Friday, November 16, 2012

Gimp or Photoshop: Creating Book Covers

Self-published authors have to do everything on their own, including book covers. There are services available, of course, that can be paid to do this. Most of us, however, do not have excess resources so we either do it ourselves, or ask family or friends for help. The DIY approach can also be costly if you do not have graphics software on hand for the task. Photoshop is regarded by most as the best tool for the job, but it is very expensive. For my latest round of book cover designs, I choose to try the free software called GIMP and was pleasantly surprised. Combining Gimp with the Createspace cover template allowed me to overcome the hurdle of creating a cover for my latest book, and editing and redesigning the photoshop generated covers of my previously published books.

First a little history:

Last year I wrote a four book scifi series called Socialite 1. While working on the time consuming task of editing I had little time to work on the covers, so my son (14 years old at the time) offered to do them. He used a combination of tools available on our iMac.

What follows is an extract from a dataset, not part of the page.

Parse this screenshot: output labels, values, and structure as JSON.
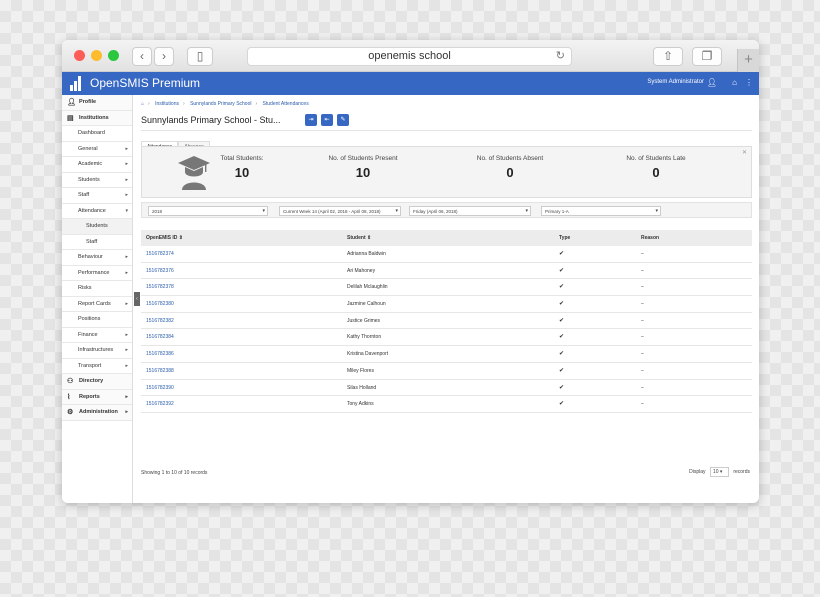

The basic design he used emphasized the dichotomies of good and evil with contrasting dark and light triangles.  (here is a picture of the cover of book 1 of the series.) I was very appreciative of his efforts, of course, but knew that I would need to make them more visually appealing at some point in the future. At the time Photoshop was offering a thirty day trial, so I used photoshop to create the back page and spine of the print book covers. I had never used it before, but found it quite easy to learn for this task (using youtube videos as my teacher.)

This fall I completed my fifth book Good Gladys (pictured above) and figured that at the same time as I was designing its cover, I would redo the covers of my Socialite books. I looked for an alternative to Photoshop (because of price) and found that many websites recommended GIMP. I downloaded it (for free!) onto my MAC (the PC version is also available), watched a few youtube HOW-TO videos (here's a sample) and went to work.

I asked my sister-in-law, a wonderful photographer, for a photo depicting a sunrise or sunset—something kind of mysterious looking, appropriate for the murder mystery genre of Good Gladys. She sent this to me (pictured at right). A little cropping and some manipulation of the colours turned that photograph into the cover pictured above. GIMP was really easy to use, and the whole cover took only a few hours from start to finish. For the print version of the book, I just opened the cover template provided by createspace, then added the image of the front that I had created and sized it appropriately. I found that this process was just as easy and effective as it had previously been with photoshop. The resulting pdf document of the cover was instantly accepted by the Createspace editors, just as the photoshop version of the Socialite covers had been.

Here's the final print book cover:

Finally I decided to tackle the socialite covers. The files were Photoshop files (.psd). I was surprised that GIMP had no problem opening these files, preserving all of the layers that I had created in the past. Although I am not very experienced I found the tools in GIMP were fairly easy to use and with some trial and error, I was able to transform that image of book 1 shown above into this:

I highly recommend GIMP. I don't know if really seasoned Photoshop users would experience severe limitations in its functionality, but I do know that inexperienced users, like myself, can get very satisfactory results, with minimal effort. The software is free, and there are many, many instructional videos on youtube to get you started.

To see all of the new book covers for the Socialite series, go to my Good Gladys website and scroll to the bottom. I hope that this was helpful for other self-published authors considering trying their skills at creating interesting, effective book covers.